SOURCE MATERIAL:
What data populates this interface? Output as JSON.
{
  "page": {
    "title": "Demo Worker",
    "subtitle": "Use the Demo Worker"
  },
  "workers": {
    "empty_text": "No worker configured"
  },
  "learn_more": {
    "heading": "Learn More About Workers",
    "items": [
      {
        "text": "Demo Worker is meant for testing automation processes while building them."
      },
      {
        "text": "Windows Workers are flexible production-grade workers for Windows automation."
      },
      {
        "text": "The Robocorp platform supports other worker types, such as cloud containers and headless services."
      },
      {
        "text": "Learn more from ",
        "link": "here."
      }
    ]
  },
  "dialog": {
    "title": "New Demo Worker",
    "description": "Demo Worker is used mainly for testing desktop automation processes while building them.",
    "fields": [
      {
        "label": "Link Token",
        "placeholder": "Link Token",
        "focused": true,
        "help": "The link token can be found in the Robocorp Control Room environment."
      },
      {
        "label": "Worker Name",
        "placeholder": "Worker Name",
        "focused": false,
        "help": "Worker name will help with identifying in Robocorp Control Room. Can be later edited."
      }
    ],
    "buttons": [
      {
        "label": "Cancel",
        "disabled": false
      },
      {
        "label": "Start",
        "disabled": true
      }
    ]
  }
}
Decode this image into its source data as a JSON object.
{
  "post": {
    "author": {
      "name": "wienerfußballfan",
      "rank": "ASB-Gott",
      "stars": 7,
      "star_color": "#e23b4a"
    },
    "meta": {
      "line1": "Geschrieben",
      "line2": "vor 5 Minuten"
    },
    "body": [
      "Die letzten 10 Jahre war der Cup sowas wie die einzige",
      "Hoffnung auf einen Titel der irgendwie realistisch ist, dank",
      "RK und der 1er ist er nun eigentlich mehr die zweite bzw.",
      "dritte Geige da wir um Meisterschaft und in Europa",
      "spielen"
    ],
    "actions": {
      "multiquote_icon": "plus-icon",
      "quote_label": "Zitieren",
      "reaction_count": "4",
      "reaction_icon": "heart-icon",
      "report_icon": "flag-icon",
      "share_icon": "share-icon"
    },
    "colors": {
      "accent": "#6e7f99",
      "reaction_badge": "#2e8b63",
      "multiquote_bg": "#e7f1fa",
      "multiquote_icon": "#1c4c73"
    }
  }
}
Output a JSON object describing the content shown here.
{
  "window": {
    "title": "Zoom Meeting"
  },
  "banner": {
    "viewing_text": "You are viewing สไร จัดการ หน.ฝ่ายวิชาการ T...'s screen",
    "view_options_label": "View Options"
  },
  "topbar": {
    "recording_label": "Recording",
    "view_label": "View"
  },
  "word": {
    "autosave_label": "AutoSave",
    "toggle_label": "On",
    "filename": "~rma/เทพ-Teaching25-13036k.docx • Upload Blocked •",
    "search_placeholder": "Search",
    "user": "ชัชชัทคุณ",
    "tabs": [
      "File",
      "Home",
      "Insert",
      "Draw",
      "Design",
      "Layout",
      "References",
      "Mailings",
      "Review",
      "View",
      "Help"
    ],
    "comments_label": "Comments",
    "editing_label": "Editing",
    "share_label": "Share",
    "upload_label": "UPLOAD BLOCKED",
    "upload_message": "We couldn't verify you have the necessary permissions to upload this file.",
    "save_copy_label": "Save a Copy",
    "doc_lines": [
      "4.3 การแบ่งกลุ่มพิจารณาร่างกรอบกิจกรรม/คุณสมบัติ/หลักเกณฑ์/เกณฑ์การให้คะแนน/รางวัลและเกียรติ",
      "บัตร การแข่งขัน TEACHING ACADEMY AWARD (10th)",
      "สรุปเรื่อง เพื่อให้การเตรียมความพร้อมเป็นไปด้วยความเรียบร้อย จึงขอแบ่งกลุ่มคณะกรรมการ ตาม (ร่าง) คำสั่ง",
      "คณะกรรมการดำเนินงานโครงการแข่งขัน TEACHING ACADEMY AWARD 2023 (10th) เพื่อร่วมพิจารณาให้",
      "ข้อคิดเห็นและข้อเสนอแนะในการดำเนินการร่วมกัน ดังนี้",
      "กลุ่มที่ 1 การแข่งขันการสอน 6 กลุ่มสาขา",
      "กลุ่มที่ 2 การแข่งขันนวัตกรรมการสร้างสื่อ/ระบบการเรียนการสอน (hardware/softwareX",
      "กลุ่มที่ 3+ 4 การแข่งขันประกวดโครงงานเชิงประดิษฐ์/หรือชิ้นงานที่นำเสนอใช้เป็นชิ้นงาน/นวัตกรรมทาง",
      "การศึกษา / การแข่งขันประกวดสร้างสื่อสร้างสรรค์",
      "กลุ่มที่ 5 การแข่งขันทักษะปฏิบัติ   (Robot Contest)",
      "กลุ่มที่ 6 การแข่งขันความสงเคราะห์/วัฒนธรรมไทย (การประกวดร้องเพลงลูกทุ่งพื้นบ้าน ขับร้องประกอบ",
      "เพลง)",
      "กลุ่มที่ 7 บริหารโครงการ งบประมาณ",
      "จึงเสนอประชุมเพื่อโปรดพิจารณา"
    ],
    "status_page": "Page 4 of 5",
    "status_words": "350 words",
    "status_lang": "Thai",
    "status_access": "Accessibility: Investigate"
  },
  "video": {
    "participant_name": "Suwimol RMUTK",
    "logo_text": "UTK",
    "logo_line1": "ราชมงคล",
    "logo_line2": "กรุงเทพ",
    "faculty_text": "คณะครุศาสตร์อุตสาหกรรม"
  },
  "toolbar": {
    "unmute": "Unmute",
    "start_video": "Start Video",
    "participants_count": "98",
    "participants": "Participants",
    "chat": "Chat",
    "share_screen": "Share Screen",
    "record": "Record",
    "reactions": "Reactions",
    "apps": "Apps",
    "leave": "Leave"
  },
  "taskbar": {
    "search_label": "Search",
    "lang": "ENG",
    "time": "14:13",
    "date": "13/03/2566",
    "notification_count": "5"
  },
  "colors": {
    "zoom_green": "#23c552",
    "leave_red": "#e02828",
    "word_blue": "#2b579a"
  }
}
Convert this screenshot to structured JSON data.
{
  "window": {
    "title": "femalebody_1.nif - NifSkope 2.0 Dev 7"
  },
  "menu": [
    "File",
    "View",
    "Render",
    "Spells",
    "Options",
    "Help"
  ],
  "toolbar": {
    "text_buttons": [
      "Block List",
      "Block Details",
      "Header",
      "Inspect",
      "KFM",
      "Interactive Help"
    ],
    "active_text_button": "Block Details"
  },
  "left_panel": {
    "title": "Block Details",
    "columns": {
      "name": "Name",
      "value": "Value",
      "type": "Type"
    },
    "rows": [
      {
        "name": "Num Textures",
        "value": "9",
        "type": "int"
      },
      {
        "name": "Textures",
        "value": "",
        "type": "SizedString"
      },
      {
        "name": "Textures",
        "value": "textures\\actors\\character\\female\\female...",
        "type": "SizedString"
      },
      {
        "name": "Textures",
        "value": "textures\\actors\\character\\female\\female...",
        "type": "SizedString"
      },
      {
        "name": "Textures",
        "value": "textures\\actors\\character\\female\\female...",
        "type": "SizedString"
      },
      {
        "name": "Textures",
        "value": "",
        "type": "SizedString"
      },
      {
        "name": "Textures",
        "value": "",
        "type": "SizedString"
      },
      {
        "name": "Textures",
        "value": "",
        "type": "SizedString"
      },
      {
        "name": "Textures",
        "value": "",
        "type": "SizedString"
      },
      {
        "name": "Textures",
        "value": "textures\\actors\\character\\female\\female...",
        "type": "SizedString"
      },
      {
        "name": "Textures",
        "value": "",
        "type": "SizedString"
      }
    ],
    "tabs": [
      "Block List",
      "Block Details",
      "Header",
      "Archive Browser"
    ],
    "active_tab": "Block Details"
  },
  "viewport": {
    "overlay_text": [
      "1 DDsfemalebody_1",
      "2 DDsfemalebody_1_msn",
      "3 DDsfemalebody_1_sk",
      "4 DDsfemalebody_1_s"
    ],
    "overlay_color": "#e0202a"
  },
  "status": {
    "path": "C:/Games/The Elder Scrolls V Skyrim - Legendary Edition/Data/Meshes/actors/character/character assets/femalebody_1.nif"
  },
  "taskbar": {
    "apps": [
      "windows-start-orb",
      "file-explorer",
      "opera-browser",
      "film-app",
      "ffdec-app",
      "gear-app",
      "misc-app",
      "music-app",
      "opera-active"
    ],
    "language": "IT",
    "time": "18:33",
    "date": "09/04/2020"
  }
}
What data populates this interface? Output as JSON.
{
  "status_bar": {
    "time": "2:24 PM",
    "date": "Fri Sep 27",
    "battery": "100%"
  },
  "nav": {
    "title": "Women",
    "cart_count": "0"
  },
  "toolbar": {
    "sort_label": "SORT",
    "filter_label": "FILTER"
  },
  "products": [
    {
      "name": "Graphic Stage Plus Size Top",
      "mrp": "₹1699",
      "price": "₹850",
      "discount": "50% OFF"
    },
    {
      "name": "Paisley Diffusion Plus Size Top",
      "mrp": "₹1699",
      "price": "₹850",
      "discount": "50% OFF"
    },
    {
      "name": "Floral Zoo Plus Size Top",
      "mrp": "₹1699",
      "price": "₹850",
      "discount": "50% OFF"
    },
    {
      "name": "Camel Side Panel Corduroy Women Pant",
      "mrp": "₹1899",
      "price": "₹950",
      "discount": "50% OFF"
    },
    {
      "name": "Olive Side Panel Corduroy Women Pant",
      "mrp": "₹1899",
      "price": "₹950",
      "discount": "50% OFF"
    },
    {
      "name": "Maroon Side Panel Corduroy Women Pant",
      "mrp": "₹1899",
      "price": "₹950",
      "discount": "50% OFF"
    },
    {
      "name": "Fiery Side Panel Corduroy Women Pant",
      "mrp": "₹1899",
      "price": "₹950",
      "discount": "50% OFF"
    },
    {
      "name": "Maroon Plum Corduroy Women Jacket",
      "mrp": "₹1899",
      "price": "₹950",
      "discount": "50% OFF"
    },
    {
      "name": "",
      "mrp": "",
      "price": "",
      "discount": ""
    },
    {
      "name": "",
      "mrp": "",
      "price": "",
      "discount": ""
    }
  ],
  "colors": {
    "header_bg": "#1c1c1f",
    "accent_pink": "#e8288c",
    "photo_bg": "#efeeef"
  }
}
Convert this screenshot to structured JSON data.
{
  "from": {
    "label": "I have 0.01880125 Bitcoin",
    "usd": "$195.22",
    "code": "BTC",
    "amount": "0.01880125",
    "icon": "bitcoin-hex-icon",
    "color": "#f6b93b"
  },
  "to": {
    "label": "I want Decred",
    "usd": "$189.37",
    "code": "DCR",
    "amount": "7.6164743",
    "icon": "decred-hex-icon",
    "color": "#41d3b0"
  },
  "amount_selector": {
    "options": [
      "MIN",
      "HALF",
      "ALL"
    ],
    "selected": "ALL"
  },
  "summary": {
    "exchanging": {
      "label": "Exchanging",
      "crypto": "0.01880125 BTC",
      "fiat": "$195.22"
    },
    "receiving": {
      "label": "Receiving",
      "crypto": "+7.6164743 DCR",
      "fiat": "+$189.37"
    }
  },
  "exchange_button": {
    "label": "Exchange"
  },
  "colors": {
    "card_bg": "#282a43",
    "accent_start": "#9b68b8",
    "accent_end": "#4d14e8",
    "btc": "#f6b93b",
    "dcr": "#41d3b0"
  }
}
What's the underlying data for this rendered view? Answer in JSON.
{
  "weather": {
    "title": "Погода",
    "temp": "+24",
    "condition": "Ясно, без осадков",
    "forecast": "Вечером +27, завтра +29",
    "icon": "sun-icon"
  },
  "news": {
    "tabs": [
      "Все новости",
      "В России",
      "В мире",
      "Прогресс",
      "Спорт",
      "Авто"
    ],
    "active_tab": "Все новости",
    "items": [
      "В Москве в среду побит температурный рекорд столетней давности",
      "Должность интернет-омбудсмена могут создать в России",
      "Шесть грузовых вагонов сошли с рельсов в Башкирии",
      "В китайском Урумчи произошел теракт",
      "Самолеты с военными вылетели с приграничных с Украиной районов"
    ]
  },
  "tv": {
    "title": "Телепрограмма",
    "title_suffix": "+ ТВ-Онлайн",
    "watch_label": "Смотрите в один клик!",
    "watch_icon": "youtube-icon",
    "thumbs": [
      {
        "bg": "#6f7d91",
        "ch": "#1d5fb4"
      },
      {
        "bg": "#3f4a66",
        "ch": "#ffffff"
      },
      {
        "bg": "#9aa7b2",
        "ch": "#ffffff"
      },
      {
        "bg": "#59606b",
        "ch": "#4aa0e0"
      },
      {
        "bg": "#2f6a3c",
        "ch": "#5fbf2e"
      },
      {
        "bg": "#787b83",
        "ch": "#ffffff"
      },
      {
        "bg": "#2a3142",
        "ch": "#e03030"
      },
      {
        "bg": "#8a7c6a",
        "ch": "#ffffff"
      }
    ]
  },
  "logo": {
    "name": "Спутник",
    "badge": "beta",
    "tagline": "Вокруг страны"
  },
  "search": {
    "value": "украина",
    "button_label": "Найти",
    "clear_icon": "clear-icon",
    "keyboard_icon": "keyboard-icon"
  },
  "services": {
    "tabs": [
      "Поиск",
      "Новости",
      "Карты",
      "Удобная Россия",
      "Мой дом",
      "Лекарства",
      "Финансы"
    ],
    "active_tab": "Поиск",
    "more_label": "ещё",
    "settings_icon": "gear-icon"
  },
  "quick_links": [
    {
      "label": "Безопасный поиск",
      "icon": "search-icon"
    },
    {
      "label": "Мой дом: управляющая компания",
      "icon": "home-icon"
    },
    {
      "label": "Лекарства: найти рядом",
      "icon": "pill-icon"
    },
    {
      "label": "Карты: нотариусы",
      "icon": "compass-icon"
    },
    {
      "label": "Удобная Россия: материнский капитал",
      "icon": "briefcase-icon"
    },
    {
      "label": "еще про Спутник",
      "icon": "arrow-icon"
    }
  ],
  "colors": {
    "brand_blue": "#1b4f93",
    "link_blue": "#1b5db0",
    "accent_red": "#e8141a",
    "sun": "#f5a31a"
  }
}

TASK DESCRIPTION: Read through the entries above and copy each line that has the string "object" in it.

WRITTEN ANSWER:
Decode this image into its source data as a JSON object.
Output a JSON object describing the content shown here.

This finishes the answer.